_Page and application data records:_

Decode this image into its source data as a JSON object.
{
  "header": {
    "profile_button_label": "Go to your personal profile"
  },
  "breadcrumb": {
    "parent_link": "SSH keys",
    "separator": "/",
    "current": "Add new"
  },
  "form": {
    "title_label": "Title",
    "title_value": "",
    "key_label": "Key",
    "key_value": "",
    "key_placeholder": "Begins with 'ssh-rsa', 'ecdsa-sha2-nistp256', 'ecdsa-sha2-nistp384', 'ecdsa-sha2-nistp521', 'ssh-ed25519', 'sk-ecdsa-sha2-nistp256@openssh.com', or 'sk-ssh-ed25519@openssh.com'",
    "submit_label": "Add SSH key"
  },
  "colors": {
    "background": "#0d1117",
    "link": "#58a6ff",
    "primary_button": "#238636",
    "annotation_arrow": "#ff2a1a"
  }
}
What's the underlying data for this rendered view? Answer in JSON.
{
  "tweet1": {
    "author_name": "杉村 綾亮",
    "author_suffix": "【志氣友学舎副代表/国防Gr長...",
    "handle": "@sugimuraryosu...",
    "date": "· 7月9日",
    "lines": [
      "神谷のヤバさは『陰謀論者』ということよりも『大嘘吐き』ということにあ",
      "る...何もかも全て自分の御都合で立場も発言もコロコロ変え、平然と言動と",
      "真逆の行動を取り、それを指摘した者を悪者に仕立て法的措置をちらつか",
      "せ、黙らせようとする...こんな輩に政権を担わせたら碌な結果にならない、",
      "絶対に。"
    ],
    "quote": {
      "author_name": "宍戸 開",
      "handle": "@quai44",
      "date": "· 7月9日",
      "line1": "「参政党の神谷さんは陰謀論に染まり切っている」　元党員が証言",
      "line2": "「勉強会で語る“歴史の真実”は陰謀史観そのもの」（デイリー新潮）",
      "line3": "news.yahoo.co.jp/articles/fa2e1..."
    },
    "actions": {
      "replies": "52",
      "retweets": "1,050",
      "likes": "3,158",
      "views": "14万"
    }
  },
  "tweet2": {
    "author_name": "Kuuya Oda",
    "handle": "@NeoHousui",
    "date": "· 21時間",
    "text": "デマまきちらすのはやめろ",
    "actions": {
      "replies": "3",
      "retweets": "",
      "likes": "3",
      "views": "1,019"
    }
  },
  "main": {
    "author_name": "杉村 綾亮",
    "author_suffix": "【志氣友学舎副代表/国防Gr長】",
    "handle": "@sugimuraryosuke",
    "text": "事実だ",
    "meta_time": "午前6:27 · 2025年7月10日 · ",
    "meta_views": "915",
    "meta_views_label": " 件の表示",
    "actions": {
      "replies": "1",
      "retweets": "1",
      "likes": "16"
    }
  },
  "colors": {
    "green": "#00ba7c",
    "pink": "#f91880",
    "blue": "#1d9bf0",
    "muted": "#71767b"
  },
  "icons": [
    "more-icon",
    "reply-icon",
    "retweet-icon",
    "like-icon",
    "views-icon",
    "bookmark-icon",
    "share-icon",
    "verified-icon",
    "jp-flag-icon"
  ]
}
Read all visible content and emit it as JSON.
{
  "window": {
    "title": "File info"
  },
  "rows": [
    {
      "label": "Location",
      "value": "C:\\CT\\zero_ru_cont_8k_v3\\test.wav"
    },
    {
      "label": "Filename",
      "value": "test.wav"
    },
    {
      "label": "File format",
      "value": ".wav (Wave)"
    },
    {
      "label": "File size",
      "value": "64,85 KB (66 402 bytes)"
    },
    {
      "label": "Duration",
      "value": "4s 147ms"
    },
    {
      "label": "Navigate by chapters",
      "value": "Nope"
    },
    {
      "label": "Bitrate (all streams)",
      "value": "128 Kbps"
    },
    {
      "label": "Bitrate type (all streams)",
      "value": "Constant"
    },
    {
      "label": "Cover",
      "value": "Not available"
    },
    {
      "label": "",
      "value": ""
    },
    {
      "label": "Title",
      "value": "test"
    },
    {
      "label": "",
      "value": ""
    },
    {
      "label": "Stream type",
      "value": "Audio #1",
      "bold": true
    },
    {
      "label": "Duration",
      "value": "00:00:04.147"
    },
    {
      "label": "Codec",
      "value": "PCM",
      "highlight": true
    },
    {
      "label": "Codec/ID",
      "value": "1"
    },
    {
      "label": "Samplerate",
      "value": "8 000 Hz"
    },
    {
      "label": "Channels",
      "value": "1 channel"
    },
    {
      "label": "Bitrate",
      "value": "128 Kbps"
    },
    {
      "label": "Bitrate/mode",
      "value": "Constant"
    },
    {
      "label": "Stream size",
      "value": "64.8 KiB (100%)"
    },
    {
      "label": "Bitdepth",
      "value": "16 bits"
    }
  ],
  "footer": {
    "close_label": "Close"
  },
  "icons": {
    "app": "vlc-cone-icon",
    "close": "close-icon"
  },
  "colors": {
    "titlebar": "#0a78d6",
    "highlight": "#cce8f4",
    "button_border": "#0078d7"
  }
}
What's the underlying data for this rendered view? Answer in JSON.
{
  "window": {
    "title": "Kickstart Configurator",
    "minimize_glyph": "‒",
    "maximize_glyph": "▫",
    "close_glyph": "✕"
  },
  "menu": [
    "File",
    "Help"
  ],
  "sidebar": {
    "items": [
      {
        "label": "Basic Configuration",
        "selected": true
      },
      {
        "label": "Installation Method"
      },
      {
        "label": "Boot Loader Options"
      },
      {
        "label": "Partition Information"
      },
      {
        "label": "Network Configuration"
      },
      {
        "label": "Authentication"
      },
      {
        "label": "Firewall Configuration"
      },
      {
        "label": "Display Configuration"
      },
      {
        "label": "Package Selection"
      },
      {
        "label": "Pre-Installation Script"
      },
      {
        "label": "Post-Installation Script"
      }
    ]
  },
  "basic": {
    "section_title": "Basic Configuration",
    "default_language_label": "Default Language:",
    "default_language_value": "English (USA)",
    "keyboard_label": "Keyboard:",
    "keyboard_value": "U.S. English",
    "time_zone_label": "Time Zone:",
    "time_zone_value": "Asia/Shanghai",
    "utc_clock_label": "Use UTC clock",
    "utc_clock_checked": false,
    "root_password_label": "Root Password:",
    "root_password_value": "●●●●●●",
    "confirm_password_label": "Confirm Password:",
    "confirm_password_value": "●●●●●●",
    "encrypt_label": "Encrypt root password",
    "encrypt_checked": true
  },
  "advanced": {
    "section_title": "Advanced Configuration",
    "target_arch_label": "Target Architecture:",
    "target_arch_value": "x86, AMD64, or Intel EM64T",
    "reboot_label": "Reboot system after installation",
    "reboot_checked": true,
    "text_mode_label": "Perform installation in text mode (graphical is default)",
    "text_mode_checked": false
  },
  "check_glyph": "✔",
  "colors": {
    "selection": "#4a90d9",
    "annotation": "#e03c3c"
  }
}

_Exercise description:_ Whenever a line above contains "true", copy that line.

_Response:_
      "bold": true
      "highlight": true
        "selected": true
    "encrypt_checked": true
    "reboot_checked": true,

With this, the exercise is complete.